Ukrainian Institute of America
2 East 79th Street
New York, NY 10021
Open: Sunday 12:00pm-6:00pm/Monday Closed/ Tuesday-Saturday 12:00pm-6:00pm
Fee: Adults $8.00/ Seniors $6.00/ Students with current ID $4.00/Children under 12 Free/ Members Free
I was really impressed by the Ukrainian Institute of America on a recent visit. I must have passed this building a hundred times on my way to the Metropolitan Museum of Art and never thought twice of it. I was sorry I did as you will miss a lot by not walking in. The galleries are really impressive and the main gallery on the bottom gives you an interesting look at the history of the Ukrainian.
The first floor gallery discusses the formation of the country, a bit about its history and its ties to Europe and to Russia, its religious past and the current state of affairs of the country including its recent split of the eastern sections of the country and Crimea to Russia. Its a country in turmoil considering they want to join the European Union. It is a country in flux and on the cusp of entering the 21st Century with some of its past still tugging at it. Like all countries, it will prevail on the will of it’s people. There is a lot of solid history here and a country ready to enter its future.
The artwork of artist Vasyl Diadyniuk

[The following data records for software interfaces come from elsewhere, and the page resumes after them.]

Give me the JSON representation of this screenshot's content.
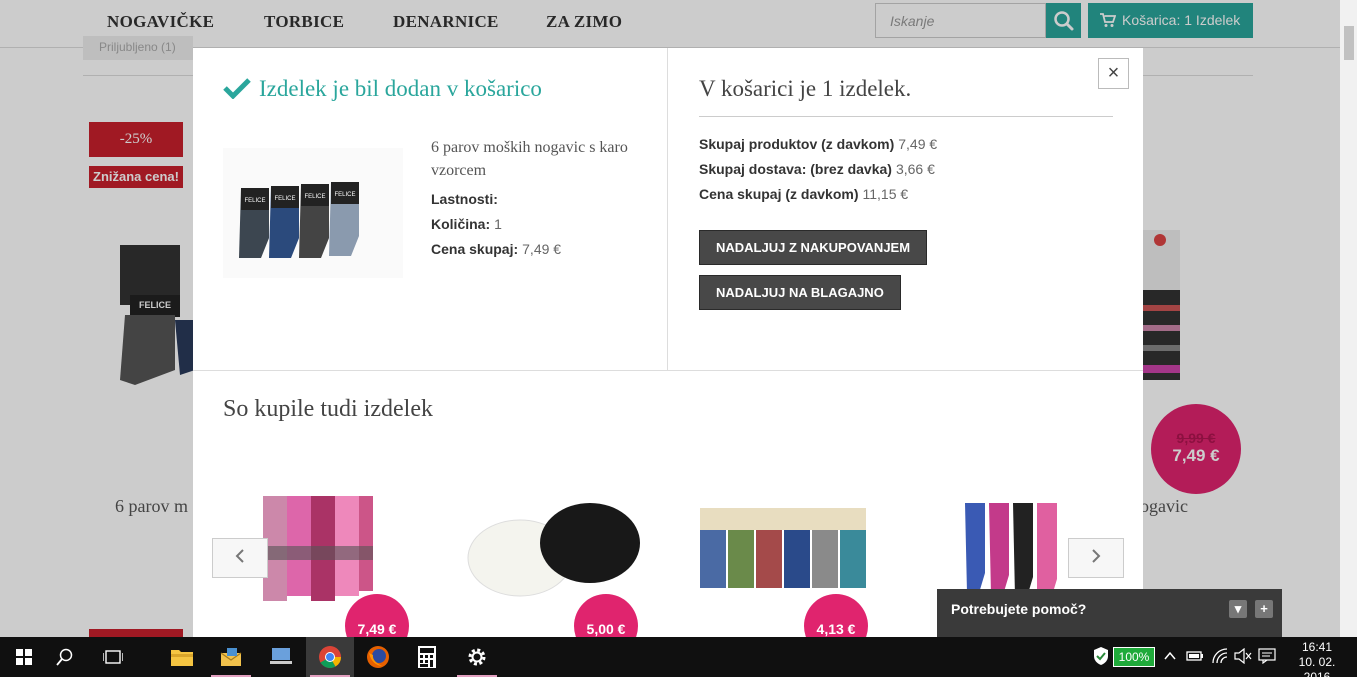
{
  "nav": {
    "items": [
      "NOGAVIČKE",
      "TORBICE",
      "DENARNICE",
      "ZA ZIMO"
    ],
    "search_placeholder": "Iskanje",
    "cart_label": "Košarica: 1 Izdelek"
  },
  "background": {
    "discount_badge": "-25%",
    "sale_badge": "Znižana cena!",
    "product_text_left": "6 parov m",
    "product_text_right": "ogavic",
    "old_price": "9,99 €",
    "new_price": "7,49 €",
    "filter_chip": "Priljubljeno (1)"
  },
  "modal": {
    "added_title": "Izdelek je bil dodan v košarico",
    "product_name": "6 parov moških nogavic s karo vzorcem",
    "image_label": "FELICE",
    "properties_label": "Lastnosti:",
    "quantity_label": "Količina:",
    "quantity_value": "1",
    "total_label": "Cena skupaj:",
    "total_value": "7,49 €",
    "cart_count": "V košarici je 1 izdelek.",
    "products_total_label": "Skupaj produktov (z davkom)",
    "products_total_value": "7,49 €",
    "shipping_label": "Skupaj dostava: (brez davka)",
    "shipping_value": "3,66 €",
    "grand_total_label": "Cena skupaj (z davkom)",
    "grand_total_value": "11,15 €",
    "continue_shopping": "NADALJUJ Z NAKUPOVANJEM",
    "checkout": "NADALJUJ NA BLAGAJNO",
    "close": "×",
    "also_bought_title": "So kupile tudi izdelek",
    "related": [
      {
        "price": "7,49 €"
      },
      {
        "price": "5,00 €"
      },
      {
        "price": "4,13 €"
      },
      {
        "price": ""
      }
    ]
  },
  "help_widget": {
    "label": "Potrebujete pomoč?"
  },
  "taskbar": {
    "battery": "100%",
    "time": "16:41",
    "date": "10. 02. 2016"
  },
  "colors": {
    "accent": "#2aa69c",
    "sale_red": "#c9202c",
    "price_pink": "#e0246e"
  }
}
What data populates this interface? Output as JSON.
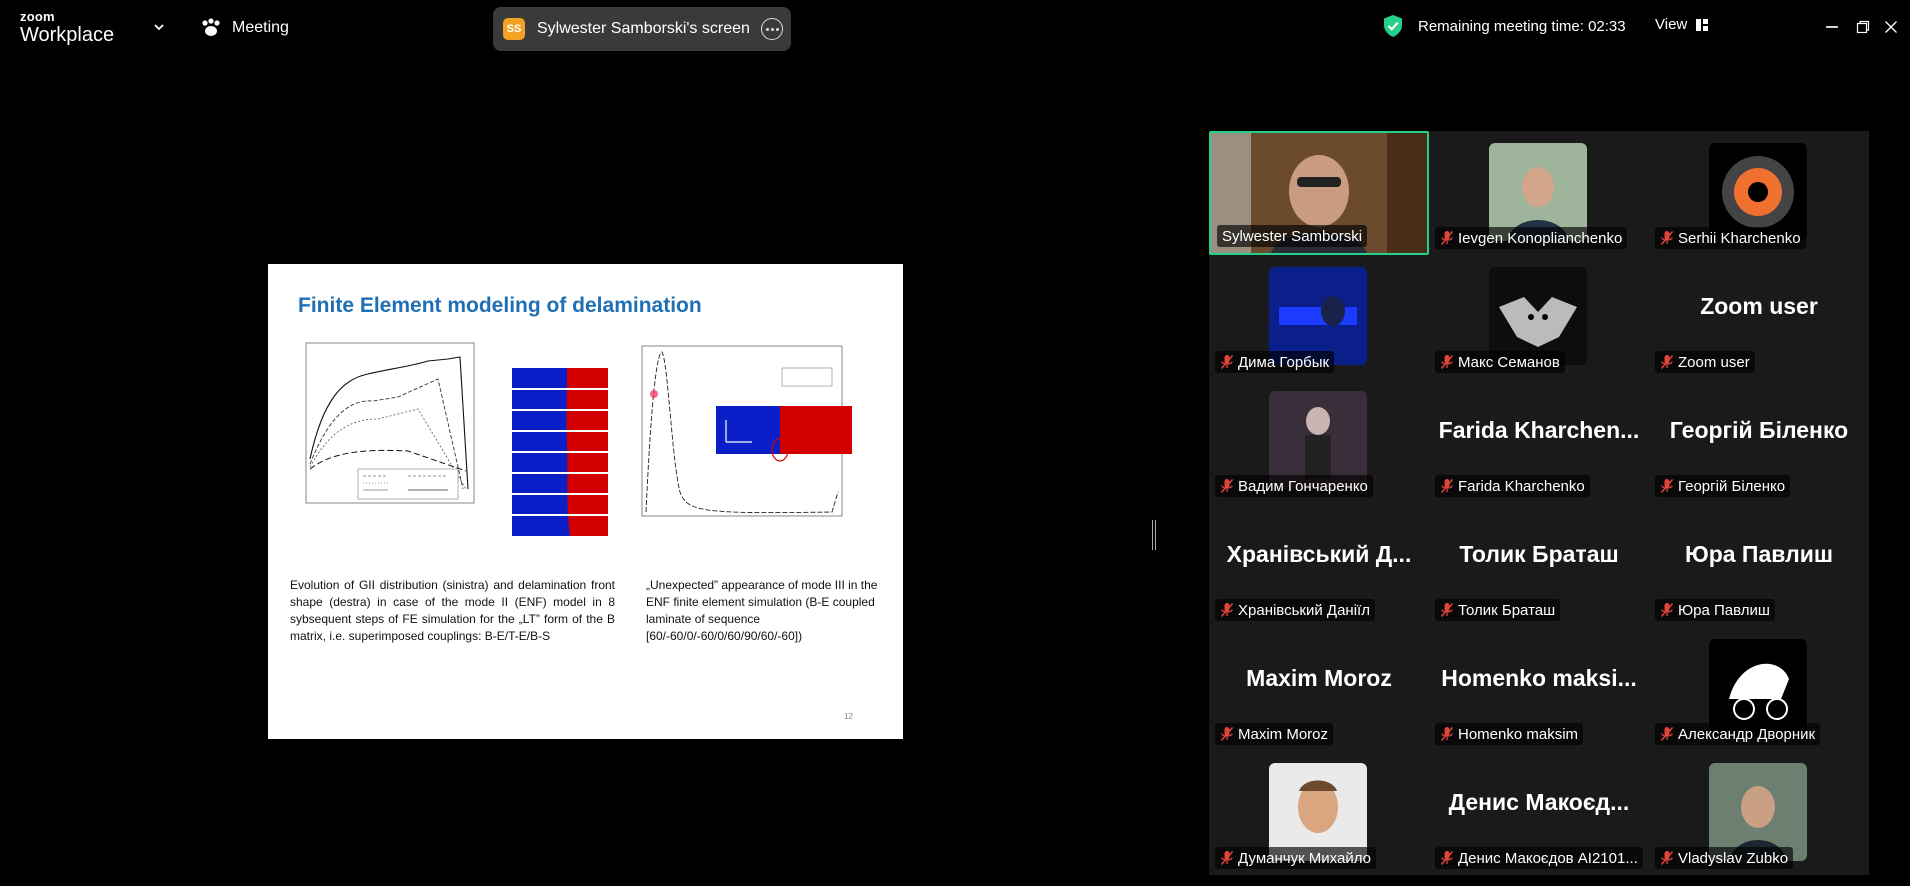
{
  "app": {
    "logo_line1": "zoom",
    "logo_line2": "Workplace",
    "meeting_label": "Meeting",
    "share_initials": "SS",
    "share_title": "Sylwester Samborski's screen",
    "remaining_time": "Remaining meeting time: 02:33",
    "view_label": "View"
  },
  "colors": {
    "accent_active": "#23d18b",
    "muted_red": "#e0453a",
    "slide_title": "#1f6fb5",
    "share_avatar": "#f4a124"
  },
  "icons": {
    "chevron": "chevron-down-icon",
    "meeting": "paw-icon",
    "more": "more-icon",
    "shield": "shield-check-icon",
    "view": "grid-icon",
    "minimize": "minimize-icon",
    "restore": "restore-icon",
    "close": "close-icon",
    "mic_muted": "mic-muted-icon"
  },
  "slide": {
    "title": "Finite Element modeling of delamination",
    "caption_left": "Evolution of GII distribution (sinistra) and delamination front shape (destra) in case of the mode II (ENF) model in 8 sybsequent steps of FE simulation for the „LT” form of the B matrix, i.e. superimposed couplings: B-E/T-E/B-S",
    "caption_right": "„Unexpected” appearance of mode III in the ENF finite element simulation (B-E coupled laminate of sequence [60/-60/0/-60/0/60/90/60/-60])",
    "page": "12"
  },
  "participants": [
    {
      "name": "Sylwester Samborski",
      "display": "",
      "muted": false,
      "active": true,
      "photo": "video"
    },
    {
      "name": "Ievgen Konoplianchenko",
      "display": "",
      "muted": true,
      "active": false,
      "photo": "man-green"
    },
    {
      "name": "Serhii Kharchenko",
      "display": "",
      "muted": true,
      "active": false,
      "photo": "gear-logo"
    },
    {
      "name": "Дима Горбык",
      "display": "",
      "muted": true,
      "active": false,
      "photo": "blue-neon"
    },
    {
      "name": "Макс Семанов",
      "display": "",
      "muted": true,
      "active": false,
      "photo": "bat"
    },
    {
      "name": "Zoom user",
      "display": "Zoom user",
      "muted": true,
      "active": false,
      "photo": ""
    },
    {
      "name": "Вадим Гончаренко",
      "display": "",
      "muted": true,
      "active": false,
      "photo": "dark-man"
    },
    {
      "name": "Farida Kharchenko",
      "display": "Farida Kharchen...",
      "muted": true,
      "active": false,
      "photo": ""
    },
    {
      "name": "Георгій Біленко",
      "display": "Георгій Біленко",
      "muted": true,
      "active": false,
      "photo": ""
    },
    {
      "name": "Хранівський Даніїл",
      "display": "Хранівський Д...",
      "muted": true,
      "active": false,
      "photo": ""
    },
    {
      "name": "Толик Браташ",
      "display": "Толик Браташ",
      "muted": true,
      "active": false,
      "photo": ""
    },
    {
      "name": "Юра Павлиш",
      "display": "Юра Павлиш",
      "muted": true,
      "active": false,
      "photo": ""
    },
    {
      "name": "Maxim Moroz",
      "display": "Maxim Moroz",
      "muted": true,
      "active": false,
      "photo": ""
    },
    {
      "name": "Homenko maksim",
      "display": "Homenko maksi...",
      "muted": true,
      "active": false,
      "photo": ""
    },
    {
      "name": "Александр Дворник",
      "display": "",
      "muted": true,
      "active": false,
      "photo": "biker-logo"
    },
    {
      "name": "Думанчук Михайло",
      "display": "",
      "muted": true,
      "active": false,
      "photo": "man-white"
    },
    {
      "name": "Денис Макоєдов АІ2101...",
      "display": "Денис Макоєд...",
      "muted": true,
      "active": false,
      "photo": ""
    },
    {
      "name": "Vladyslav Zubko",
      "display": "",
      "muted": true,
      "active": false,
      "photo": "man-outdoor"
    }
  ]
}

The second and third floor galleries are full of art work from Ukrainian artists that is on sale and each of the galleries is dedicated to certain artists selling their works at somewhat hefty prices. Still you get to see the developments of the artists both here and abroad.
The forth floor is dedicated to special exhibitions. There are two shows going on now. One is by artist Vasyl Diadyniuk and another show is by artist Alexander Archipenko.
The artwork of artist Alexander Archipenko
The Museum has an interesting history.
Ukrainian Institute of America History:
The Ukrainian Institute of America Inc. is a non-profit organization whose primary mission is to showcase and support Ukrainian culture. To that end, the Institute affords the general public an opportunity to learn about Ukraine and how the Ukrainian spirit expresses itself, with special emphasis on the creative arts.
Founded more than fifty years ago by William Dzus, a prominent Ukrainian industrialist and philanthropist, the Institute sponsors:
*Lectures and symposia
The history of the building:
The building that is home to the Institute, the National Historic Landmark Harry F. Sinclair House is one of the few remaining examples of the splendid mansions that prominent citizens of New York City built in the 19th Century. The mansion was built in 1897 for Isaac D. Fletcher, a wealthy banker and broker, by the architect C.P.H. Gilbert. Executed in Gothic Revival style, the building is richly decorated with intricate crockets, carvings, moldings, pinnacles and other exquisite details. Six stories high, partly surrounded by a dry moat, the Institute features stately rooms that are magnificently proportioned and lavishly finished (Institute History).
The C.P.H. Gilbert house
In 1887, manufacturer, Isaac D. Fletcher, commissioned famed Gilded Age architect, C.P.H. Gilbert to design the mansion. When Mr. Fletcher died, left this mansion and his art collection to the Metropolitan Museum of Art, which sold it to Harry F. Sinclair, founder of Sinclair Oil Company and also famous for his involvement in the Teapot Dome affair. The last private owner was Augustus Van Horne Stuyvesant Jr., the last descendant of Peter Stuyvesant, who was the first governor of New Amsterdam, today’s New York City bought the house in 1930 and lived here with his sister, Anne. The house was sold as part of the estate when Mr. Stuyvesant died in 1953. The Ukrainian Institute of America acquired the mansion in 1955 (Institute History).
A key goal of the Institute is to continue to preserve this extraordinary fragment of the city’s history for the benefit of all citizens of New York. The house still retains its wooden moldings and the house looks as if its residents just moved out.